British Columbia Premier Christy Clark recently announced that the days of self-regulation are over for the real estate industry. The Real Estate Council of B.C. had previously been tasked with ensuring that people who are buying and selling homes in the province are fairly treated.
People had been questioning whether self-regulation was effective in B.C.’s hot housing market, especially after reports of dubious practices. These included incidents of so-called shadow flipping, where a real estate professional ends up selling a house for more than the seller initially agreed to sell it for, but the seller does not receive more cash as a result. Public scrutiny led to an independent review that culminated in the publication of a critical report and subsequent announcement.
The difficulty with self-regulating bodies such as these is that there is an inherent conflict of interest. People who are in a position to benefit financially from questionable practices are being tasked with protecting the public from such practices. B.C. MLA David Eby described “a culture of protecting Realtors instead of protecting the public.”
On the other hand, a touted benefit of self-regulation is that people within the industry understand it better than a bureaucrat or elected official and can therefore regulate it more effectively. In theory, real estate agents would benefit from the council strictly policing its members, as doing so helps uphold the reputation of all professionals in the industry.
Based on the evidence of ineffective regulation, the B.C. government likely moved in the right direction by handing authority over to what will be the Superintendent of Real Estate.
The report noted that transparency is “fundamental to credible consequences and public confidence” and expressed concerns about the “closed nature” of local boards’ disciplinary processes.
Now, the penalties for misconduct are increasing from $10,000 for an individual to a whopping $250,000, and from $20,000 to $500,000 for a brokerage. In part because house prices have risen so significantly in the province, the previous penalties were not a strong enough incentive to prevent wrongdoing, as the gains in commission obtained through misconduct could be more than the maximum penalty, making the penalty “a cost of doing business.”

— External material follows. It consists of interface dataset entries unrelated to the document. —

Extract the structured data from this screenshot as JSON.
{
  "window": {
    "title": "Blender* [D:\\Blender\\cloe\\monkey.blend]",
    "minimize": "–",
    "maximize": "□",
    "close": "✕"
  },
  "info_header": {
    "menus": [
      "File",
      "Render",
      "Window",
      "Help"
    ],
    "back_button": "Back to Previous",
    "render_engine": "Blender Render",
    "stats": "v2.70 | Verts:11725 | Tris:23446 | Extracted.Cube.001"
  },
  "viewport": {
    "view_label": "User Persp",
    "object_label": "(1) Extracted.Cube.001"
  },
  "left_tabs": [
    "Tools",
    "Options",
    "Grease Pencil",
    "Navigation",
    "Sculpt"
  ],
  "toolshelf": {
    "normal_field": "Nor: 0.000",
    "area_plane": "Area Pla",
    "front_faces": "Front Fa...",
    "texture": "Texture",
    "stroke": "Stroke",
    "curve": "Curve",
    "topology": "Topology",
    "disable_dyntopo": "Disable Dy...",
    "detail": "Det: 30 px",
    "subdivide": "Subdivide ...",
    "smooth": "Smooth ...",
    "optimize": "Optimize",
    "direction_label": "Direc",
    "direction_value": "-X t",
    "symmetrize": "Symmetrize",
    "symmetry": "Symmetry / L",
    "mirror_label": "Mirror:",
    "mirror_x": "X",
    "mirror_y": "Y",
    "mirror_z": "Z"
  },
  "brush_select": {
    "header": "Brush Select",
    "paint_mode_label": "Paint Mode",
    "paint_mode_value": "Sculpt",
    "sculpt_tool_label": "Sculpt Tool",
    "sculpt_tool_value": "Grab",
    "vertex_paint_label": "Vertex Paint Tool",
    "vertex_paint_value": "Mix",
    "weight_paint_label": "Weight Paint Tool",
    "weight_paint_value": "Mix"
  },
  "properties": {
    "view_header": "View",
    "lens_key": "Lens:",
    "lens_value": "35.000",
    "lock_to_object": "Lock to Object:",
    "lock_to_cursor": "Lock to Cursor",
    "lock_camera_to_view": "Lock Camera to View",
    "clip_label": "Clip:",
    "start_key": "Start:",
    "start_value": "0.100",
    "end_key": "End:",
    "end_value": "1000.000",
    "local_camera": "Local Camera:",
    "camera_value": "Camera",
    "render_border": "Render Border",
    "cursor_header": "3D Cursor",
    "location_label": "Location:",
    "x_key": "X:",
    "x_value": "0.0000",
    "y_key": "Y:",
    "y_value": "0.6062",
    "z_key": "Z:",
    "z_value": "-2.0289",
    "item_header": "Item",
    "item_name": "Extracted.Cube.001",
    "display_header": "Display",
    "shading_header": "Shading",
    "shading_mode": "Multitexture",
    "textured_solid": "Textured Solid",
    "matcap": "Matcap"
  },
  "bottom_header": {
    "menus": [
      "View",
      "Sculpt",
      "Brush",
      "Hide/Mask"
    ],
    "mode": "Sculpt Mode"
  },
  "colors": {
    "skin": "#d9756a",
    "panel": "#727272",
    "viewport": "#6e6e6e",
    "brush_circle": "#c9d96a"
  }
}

Furthermore, among other things, “dual agency” is now being put to an end, which was previously allowed in limited circumstances. There is an inherent conflict when an agent represents both sides in a transaction. As a buyer or seller, it is difficult to know whether a dual agent is prioritizing your best interests or the best interests of the other party.
Outgoing superintendent Carolyn Rogers described the recent developments as “a cautionary tale – because there are other industries out there that self-regulate. It is a privilege, not a right.”
Alberta also has a very similar arrangement to B.C.; its industry is self-regulated by the Real Estate Council of Alberta (RECA). In November 2015, RECA asked for a third-party regulatory performance review. While the review’s results were cast in a positive manner, it still provided important recommendations, many of them related to transparency. It also recommended reviewing whether the penalty amounts in Alberta are at an appropriate level. Hearing panels may order industry professionals to pay fines up to $25,000, while administrative penalties range from $500 to $5,000.
Stakeholders in Alberta, including real estate professionals, consumers, and the government, should be paying attention to what is happening in B.C. and consider what it means for themselves or this province.
But to be clear, the public scrutiny of B.C.’s real estate sector has largely been in response to concerns about exorbitant house costs, and moving away from self-regulation is not likely to have an impact on the high cost of houses, except perhaps in a few limited cases where shadow-flipping inflated the cost of a house.